Goal of the exercise - Each line in the data holding "Chung" should be listed.

[[ Dataset entries, beginning ]]

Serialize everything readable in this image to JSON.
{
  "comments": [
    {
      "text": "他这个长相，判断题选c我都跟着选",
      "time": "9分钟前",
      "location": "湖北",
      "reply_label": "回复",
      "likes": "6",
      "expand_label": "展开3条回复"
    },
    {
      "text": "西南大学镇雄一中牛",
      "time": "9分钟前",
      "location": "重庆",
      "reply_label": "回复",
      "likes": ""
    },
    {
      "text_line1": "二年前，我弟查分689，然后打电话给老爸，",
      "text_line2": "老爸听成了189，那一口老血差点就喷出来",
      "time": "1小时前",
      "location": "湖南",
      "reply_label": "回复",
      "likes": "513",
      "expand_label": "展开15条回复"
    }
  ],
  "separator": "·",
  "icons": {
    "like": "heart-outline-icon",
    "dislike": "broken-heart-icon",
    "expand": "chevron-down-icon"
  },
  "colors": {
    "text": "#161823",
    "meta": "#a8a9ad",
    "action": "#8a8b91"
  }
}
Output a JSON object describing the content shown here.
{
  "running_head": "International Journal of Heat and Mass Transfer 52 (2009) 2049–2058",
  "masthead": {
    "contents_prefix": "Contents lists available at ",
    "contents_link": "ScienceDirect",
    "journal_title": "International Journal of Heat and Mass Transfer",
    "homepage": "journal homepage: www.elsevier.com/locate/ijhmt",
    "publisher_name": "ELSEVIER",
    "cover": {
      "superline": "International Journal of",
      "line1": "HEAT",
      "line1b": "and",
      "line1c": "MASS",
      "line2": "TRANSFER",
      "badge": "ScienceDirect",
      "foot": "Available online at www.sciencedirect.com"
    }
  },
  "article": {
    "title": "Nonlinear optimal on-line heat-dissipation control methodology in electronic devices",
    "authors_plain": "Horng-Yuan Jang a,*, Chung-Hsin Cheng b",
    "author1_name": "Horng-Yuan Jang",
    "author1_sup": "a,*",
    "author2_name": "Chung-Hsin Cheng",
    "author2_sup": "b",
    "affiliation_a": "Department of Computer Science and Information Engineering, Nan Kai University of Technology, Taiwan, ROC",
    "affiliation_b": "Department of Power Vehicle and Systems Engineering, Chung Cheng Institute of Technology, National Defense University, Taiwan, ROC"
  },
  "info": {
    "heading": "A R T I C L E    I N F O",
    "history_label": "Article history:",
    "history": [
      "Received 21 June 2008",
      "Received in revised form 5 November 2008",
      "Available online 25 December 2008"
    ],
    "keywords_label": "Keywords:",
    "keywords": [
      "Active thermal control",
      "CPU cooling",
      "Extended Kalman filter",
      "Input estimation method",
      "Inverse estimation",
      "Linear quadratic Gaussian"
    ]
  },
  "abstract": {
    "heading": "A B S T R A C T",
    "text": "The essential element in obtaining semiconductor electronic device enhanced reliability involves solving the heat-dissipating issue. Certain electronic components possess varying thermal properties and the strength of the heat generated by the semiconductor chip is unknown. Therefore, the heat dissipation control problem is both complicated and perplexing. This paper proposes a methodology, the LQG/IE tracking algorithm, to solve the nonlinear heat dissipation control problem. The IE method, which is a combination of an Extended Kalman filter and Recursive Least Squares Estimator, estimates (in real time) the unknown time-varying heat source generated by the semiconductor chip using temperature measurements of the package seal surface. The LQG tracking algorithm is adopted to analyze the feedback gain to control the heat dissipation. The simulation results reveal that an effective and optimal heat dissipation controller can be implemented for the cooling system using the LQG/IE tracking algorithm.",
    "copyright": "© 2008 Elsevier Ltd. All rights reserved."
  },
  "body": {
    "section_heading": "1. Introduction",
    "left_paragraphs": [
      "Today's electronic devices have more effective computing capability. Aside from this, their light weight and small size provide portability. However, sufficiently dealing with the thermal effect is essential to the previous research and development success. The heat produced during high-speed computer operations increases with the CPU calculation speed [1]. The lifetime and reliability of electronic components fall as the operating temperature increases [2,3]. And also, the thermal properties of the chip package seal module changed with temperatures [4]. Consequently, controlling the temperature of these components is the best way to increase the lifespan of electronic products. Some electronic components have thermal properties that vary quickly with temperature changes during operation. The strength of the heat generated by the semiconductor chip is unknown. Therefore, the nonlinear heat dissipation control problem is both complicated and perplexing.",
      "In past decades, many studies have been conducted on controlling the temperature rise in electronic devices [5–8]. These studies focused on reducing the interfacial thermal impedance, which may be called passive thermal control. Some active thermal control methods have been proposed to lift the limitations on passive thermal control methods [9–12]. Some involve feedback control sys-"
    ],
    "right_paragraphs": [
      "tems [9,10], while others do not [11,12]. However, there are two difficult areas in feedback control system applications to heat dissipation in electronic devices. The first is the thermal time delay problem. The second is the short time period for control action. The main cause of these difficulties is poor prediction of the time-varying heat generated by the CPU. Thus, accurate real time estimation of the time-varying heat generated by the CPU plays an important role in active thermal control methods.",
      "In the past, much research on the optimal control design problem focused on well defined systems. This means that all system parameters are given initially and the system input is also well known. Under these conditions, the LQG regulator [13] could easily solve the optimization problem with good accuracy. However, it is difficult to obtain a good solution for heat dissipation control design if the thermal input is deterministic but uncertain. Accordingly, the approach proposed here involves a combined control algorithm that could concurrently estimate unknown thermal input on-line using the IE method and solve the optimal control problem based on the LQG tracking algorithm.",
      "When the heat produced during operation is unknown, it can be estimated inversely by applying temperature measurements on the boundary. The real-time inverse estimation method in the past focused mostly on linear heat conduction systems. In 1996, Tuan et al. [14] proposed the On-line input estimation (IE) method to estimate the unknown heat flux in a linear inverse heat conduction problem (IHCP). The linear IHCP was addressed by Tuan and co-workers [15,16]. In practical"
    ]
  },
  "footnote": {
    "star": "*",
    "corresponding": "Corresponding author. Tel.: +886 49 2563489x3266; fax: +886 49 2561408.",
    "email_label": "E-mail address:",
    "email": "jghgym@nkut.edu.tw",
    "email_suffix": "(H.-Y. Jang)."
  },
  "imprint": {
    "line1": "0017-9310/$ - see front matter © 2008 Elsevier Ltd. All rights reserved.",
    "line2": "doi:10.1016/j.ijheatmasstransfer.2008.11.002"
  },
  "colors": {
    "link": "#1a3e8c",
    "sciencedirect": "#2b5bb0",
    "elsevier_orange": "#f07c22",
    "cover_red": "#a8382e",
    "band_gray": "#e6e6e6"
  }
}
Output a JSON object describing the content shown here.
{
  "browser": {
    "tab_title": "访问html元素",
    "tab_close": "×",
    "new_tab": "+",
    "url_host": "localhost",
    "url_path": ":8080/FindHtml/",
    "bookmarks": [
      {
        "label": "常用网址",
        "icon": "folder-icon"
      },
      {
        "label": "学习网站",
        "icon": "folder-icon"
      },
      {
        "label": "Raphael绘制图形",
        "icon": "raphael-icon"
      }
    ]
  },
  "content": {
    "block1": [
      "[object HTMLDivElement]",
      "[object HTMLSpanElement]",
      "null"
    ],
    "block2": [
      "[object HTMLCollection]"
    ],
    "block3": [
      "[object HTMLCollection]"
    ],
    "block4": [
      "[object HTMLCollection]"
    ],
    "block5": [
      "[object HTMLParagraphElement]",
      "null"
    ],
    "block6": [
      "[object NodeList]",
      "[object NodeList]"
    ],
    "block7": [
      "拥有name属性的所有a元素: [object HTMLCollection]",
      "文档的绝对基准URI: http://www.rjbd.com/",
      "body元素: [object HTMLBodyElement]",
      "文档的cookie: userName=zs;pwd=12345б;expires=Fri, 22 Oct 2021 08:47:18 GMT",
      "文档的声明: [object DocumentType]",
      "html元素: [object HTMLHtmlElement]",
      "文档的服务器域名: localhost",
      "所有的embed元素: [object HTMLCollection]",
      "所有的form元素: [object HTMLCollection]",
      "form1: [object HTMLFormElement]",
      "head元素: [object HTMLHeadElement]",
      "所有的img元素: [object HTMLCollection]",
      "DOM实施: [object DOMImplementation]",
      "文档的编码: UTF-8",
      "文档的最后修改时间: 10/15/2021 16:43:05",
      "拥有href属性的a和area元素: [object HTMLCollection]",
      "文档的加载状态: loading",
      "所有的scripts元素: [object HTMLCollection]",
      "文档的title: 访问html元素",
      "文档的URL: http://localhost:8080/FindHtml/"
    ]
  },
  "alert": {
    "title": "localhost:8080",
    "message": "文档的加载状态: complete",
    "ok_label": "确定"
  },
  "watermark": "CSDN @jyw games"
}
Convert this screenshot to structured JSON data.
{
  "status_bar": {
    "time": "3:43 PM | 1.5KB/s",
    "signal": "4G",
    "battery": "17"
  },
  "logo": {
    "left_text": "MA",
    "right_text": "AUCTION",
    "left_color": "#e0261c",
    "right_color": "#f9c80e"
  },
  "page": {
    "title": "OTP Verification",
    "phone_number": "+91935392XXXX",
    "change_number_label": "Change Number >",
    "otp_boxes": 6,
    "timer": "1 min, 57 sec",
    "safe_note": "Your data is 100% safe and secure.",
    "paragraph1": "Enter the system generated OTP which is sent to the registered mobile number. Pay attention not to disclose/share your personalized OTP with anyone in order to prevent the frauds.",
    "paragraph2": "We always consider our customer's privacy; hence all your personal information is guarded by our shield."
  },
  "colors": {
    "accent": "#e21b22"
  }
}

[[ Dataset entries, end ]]

Problem solution -
    "authors_plain": "Horng-Yuan Jang a,*, Chung-Hsin Cheng b",
    "author2_name": "Chung-Hsin Cheng",
    "affiliation_b": "Department of Power Vehicle and Systems Engineering, Chung Cheng Institute of Technology, National Defense University, Taiwan, ROC"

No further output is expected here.